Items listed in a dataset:
--------------------------------

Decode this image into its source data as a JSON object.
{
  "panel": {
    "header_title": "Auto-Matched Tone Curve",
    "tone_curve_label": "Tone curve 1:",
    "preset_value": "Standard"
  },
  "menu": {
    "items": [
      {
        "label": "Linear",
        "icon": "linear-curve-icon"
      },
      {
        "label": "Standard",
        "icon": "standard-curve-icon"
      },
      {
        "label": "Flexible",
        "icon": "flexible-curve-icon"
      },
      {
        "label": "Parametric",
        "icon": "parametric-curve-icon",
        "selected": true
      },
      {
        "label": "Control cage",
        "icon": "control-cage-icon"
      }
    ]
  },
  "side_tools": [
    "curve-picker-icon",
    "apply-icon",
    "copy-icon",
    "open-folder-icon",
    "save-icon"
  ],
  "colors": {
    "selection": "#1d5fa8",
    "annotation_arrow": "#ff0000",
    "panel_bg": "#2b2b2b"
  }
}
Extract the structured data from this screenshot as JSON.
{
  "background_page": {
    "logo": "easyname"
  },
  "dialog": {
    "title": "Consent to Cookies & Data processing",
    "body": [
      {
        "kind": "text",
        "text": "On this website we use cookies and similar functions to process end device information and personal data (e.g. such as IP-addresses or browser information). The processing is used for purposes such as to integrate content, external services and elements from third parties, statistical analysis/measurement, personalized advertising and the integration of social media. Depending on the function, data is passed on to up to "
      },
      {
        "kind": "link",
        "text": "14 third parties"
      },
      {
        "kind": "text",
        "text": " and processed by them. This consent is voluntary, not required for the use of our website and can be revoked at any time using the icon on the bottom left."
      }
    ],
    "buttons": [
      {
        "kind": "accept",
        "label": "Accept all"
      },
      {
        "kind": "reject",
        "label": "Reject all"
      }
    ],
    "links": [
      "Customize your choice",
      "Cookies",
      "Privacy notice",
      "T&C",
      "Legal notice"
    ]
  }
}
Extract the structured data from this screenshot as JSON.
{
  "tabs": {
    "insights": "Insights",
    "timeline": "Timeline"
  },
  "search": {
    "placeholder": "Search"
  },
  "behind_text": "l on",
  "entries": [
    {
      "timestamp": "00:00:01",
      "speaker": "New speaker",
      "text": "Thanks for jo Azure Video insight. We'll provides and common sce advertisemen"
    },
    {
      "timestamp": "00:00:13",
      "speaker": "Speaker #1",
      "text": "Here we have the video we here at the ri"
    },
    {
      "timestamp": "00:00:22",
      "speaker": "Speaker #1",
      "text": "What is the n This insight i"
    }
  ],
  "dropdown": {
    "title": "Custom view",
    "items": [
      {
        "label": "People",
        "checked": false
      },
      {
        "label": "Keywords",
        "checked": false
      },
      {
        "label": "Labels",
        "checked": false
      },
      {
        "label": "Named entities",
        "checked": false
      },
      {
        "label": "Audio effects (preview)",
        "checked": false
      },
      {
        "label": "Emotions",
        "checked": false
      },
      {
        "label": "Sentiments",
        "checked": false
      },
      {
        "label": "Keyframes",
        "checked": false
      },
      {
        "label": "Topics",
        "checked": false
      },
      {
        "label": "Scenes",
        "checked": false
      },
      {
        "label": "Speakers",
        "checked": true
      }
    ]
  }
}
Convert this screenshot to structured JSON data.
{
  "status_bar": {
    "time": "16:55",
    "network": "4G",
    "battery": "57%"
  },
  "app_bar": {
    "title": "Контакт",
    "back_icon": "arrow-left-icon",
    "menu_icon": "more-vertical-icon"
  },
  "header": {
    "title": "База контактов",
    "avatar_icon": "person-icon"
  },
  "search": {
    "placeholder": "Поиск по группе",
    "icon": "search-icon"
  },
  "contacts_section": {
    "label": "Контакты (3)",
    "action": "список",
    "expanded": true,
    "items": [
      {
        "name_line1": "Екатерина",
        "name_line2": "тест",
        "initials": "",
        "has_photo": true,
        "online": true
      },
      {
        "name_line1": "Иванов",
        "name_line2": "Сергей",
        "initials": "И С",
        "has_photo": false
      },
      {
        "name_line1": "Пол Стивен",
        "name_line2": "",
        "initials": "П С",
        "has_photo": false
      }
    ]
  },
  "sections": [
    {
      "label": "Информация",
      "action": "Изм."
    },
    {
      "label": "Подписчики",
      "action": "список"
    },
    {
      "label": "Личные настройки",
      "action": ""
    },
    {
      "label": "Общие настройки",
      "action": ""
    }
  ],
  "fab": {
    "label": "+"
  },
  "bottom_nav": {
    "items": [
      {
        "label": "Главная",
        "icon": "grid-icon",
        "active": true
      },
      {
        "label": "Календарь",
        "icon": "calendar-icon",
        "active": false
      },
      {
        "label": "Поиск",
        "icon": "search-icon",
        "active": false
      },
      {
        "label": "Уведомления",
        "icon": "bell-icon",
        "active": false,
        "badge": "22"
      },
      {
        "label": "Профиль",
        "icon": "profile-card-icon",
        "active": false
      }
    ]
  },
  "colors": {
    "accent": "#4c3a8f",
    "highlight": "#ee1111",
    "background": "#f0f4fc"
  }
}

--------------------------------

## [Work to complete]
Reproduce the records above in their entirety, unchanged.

## [Answer below]
Decode this image into its source data as a JSON object.
{
  "panel": {
    "header_title": "Auto-Matched Tone Curve",
    "tone_curve_label": "Tone curve 1:",
    "preset_value": "Standard"
  },
  "menu": {
    "items": [
      {
        "label": "Linear",
        "icon": "linear-curve-icon"
      },
      {
        "label": "Standard",
        "icon": "standard-curve-icon"
      },
      {
        "label": "Flexible",
        "icon": "flexible-curve-icon"
      },
      {
        "label": "Parametric",
        "icon": "parametric-curve-icon",
        "selected": true
      },
      {
        "label": "Control cage",
        "icon": "control-cage-icon"
      }
    ]
  },
  "side_tools": [
    "curve-picker-icon",
    "apply-icon",
    "copy-icon",
    "open-folder-icon",
    "save-icon"
  ],
  "colors": {
    "selection": "#1d5fa8",
    "annotation_arrow": "#ff0000",
    "panel_bg": "#2b2b2b"
  }
}
Extract the structured data from this screenshot as JSON.
{
  "background_page": {
    "logo": "easyname"
  },
  "dialog": {
    "title": "Consent to Cookies & Data processing",
    "body": [
      {
        "kind": "text",
        "text": "On this website we use cookies and similar functions to process end device information and personal data (e.g. such as IP-addresses or browser information). The processing is used for purposes such as to integrate content, external services and elements from third parties, statistical analysis/measurement, personalized advertising and the integration of social media. Depending on the function, data is passed on to up to "
      },
      {
        "kind": "link",
        "text": "14 third parties"
      },
      {
        "kind": "text",
        "text": " and processed by them. This consent is voluntary, not required for the use of our website and can be revoked at any time using the icon on the bottom left."
      }
    ],
    "buttons": [
      {
        "kind": "accept",
        "label": "Accept all"
      },
      {
        "kind": "reject",
        "label": "Reject all"
      }
    ],
    "links": [
      "Customize your choice",
      "Cookies",
      "Privacy notice",
      "T&C",
      "Legal notice"
    ]
  }
}
Extract the structured data from this screenshot as JSON.
{
  "tabs": {
    "insights": "Insights",
    "timeline": "Timeline"
  },
  "search": {
    "placeholder": "Search"
  },
  "behind_text": "l on",
  "entries": [
    {
      "timestamp": "00:00:01",
      "speaker": "New speaker",
      "text": "Thanks for jo Azure Video insight. We'll provides and common sce advertisemen"
    },
    {
      "timestamp": "00:00:13",
      "speaker": "Speaker #1",
      "text": "Here we have the video we here at the ri"
    },
    {
      "timestamp": "00:00:22",
      "speaker": "Speaker #1",
      "text": "What is the n This insight i"
    }
  ],
  "dropdown": {
    "title": "Custom view",
    "items": [
      {
        "label": "People",
        "checked": false
      },
      {
        "label": "Keywords",
        "checked": false
      },
      {
        "label": "Labels",
        "checked": false
      },
      {
        "label": "Named entities",
        "checked": false
      },
      {
        "label": "Audio effects (preview)",
        "checked": false
      },
      {
        "label": "Emotions",
        "checked": false
      },
      {
        "label": "Sentiments",
        "checked": false
      },
      {
        "label": "Keyframes",
        "checked": false
      },
      {
        "label": "Topics",
        "checked": false
      },
      {
        "label": "Scenes",
        "checked": false
      },
      {
        "label": "Speakers",
        "checked": true
      }
    ]
  }
}
Convert this screenshot to structured JSON data.
{
  "status_bar": {
    "time": "16:55",
    "network": "4G",
    "battery": "57%"
  },
  "app_bar": {
    "title": "Контакт",
    "back_icon": "arrow-left-icon",
    "menu_icon": "more-vertical-icon"
  },
  "header": {
    "title": "База контактов",
    "avatar_icon": "person-icon"
  },
  "search": {
    "placeholder": "Поиск по группе",
    "icon": "search-icon"
  },
  "contacts_section": {
    "label": "Контакты (3)",
    "action": "список",
    "expanded": true,
    "items": [
      {
        "name_line1": "Екатерина",
        "name_line2": "тест",
        "initials": "",
        "has_photo": true,
        "online": true
      },
      {
        "name_line1": "Иванов",
        "name_line2": "Сергей",
        "initials": "И С",
        "has_photo": false
      },
      {
        "name_line1": "Пол Стивен",
        "name_line2": "",
        "initials": "П С",
        "has_photo": false
      }
    ]
  },
  "sections": [
    {
      "label": "Информация",
      "action": "Изм."
    },
    {
      "label": "Подписчики",
      "action": "список"
    },
    {
      "label": "Личные настройки",
      "action": ""
    },
    {
      "label": "Общие настройки",
      "action": ""
    }
  ],
  "fab": {
    "label": "+"
  },
  "bottom_nav": {
    "items": [
      {
        "label": "Главная",
        "icon": "grid-icon",
        "active": true
      },
      {
        "label": "Календарь",
        "icon": "calendar-icon",
        "active": false
      },
      {
        "label": "Поиск",
        "icon": "search-icon",
        "active": false
      },
      {
        "label": "Уведомления",
        "icon": "bell-icon",
        "active": false,
        "badge": "22"
      },
      {
        "label": "Профиль",
        "icon": "profile-card-icon",
        "active": false
      }
    ]
  },
  "colors": {
    "accent": "#4c3a8f",
    "highlight": "#ee1111",
    "background": "#f0f4fc"
  }
}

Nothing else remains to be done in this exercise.